But McIntosh continued to stare at the sky. He didn’t even flinch when Fay stomped back into the house and stomped back out again a moment later. He didn’t avert his gaze when Fay hunkered down next to him and rummaged around his legs. He didn’t look at Fay when he heard a match being struck and he didn’t look when soon thereafter when he felt heat on his skin. Nor did he look away from the sky when the heat of the flames travelled through the metal sticking out of his legs and made its way into his bones. This was a slow pain. It built up from inside but didn’t sear his mind like the clattering of metal on metal had back in the forest. It grew under his skin and moved through his muscles. It became stronger once it had reached as far up his stumps as it could and in minutes the throbbing of each heartbeat brought with it a new and strange pain.
It was as if his stumps had seized up, clasping onto the hot metal imbedded in them as if in fear that they might fall out somehow. And still McIntosh stared at the sky, his mutilated face grimaced and his one eye poured tears down into his ear as lay on his back. Fay poured more whiskey on the fire and stood over McIntosh screeching in his own delirium of hate. He could barely see his guest through his anger. He had only gained absolute domination over him the previous day night and now he was ignoring his host. It was unacceptable. Ola wouldn’t have it. Lina deserved better. He would break him again and again if he had to. It was just all wrong.

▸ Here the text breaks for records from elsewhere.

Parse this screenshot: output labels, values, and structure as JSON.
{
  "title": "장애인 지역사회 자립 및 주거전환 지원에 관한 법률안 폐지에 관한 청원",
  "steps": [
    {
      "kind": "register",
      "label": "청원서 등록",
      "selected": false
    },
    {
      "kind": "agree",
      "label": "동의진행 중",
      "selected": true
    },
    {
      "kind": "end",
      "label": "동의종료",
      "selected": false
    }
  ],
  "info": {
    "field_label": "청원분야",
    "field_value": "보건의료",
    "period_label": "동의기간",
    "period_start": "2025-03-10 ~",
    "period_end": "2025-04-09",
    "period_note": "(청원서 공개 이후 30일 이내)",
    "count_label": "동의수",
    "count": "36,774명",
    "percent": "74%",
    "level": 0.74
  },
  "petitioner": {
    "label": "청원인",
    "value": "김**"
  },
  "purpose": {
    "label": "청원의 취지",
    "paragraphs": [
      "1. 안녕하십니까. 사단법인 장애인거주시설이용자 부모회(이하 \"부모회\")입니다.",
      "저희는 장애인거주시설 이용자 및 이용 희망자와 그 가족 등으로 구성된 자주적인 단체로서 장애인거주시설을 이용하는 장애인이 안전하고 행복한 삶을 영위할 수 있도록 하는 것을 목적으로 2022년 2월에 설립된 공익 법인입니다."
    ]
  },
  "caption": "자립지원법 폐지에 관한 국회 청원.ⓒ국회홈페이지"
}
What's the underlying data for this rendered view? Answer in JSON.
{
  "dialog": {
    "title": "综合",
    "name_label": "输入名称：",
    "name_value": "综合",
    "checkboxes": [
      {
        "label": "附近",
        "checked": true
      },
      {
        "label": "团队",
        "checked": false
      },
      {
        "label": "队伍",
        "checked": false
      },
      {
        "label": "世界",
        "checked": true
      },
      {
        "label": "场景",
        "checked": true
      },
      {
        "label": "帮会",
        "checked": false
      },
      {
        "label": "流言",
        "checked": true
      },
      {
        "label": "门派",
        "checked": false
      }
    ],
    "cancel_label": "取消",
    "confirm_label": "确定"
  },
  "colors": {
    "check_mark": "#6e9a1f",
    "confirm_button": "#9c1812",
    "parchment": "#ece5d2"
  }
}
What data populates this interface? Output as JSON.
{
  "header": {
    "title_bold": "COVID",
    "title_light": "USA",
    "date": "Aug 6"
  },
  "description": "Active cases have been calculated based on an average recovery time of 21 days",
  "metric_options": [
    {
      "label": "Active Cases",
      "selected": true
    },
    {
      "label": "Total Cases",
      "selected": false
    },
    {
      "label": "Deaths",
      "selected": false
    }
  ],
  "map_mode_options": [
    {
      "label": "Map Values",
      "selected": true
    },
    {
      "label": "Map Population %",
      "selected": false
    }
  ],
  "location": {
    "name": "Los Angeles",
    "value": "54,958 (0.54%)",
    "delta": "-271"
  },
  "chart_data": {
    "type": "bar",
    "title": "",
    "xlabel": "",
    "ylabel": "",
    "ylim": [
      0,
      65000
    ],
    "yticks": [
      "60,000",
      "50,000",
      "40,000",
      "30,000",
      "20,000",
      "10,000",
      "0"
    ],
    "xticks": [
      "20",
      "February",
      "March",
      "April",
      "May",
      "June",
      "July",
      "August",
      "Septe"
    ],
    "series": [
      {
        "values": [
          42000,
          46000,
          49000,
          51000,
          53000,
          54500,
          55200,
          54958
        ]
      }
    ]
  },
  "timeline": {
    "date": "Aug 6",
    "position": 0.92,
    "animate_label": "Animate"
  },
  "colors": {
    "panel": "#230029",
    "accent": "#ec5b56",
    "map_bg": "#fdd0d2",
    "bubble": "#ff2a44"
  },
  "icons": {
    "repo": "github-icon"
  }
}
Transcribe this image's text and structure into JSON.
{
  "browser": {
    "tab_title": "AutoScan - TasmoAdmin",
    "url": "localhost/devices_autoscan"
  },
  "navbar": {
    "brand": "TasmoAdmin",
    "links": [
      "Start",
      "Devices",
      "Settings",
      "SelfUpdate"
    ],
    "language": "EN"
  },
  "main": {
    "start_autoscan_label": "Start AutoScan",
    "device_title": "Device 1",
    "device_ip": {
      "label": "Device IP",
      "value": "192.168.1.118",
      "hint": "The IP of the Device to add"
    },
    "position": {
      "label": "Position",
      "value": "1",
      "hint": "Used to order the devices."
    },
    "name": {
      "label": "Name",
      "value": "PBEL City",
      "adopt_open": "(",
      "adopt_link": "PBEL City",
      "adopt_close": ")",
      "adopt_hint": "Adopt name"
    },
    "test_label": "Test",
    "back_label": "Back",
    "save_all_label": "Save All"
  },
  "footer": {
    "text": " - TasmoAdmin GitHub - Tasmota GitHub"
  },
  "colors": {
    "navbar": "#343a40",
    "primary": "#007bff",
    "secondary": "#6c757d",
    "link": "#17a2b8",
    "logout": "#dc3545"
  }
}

Then Fay fell silence as a twinge crept across McIntosh’s face. He hadn’t meant for his cheek to twitch, it had been involuntary. But to Fay it was a sign of his guest’s suffering and it gave him the hope that he hadn’t lost control of the situation.
“Now. There you go, Eli! You enjoy that. That’s from Lina.”
But McIntosh didn’t hear him. He could feel the sensation of heat in his bones. It seemed as though he was cooking from the inside out. It made him sick to his empty stomach and he wretched as he lay there. Which only encouraged Fay to continue his tirade of abuse, despite it falling on deaf ears. Soon enough McIntosh passed out and started to choke. Fay had to concede to necessity and rolled his guest onto his side and slapped his back until the colour returned to his face and he started breathing again. He hated it every time he saved McIntosh’s life, even though he knew it was a means to an end he wanted to kill him every minute of every day. But in that moment, as the danger to his guest’s life balanced in his hands once more, Joseph Fay had an idea.
To be continued…
© Stephen Fahey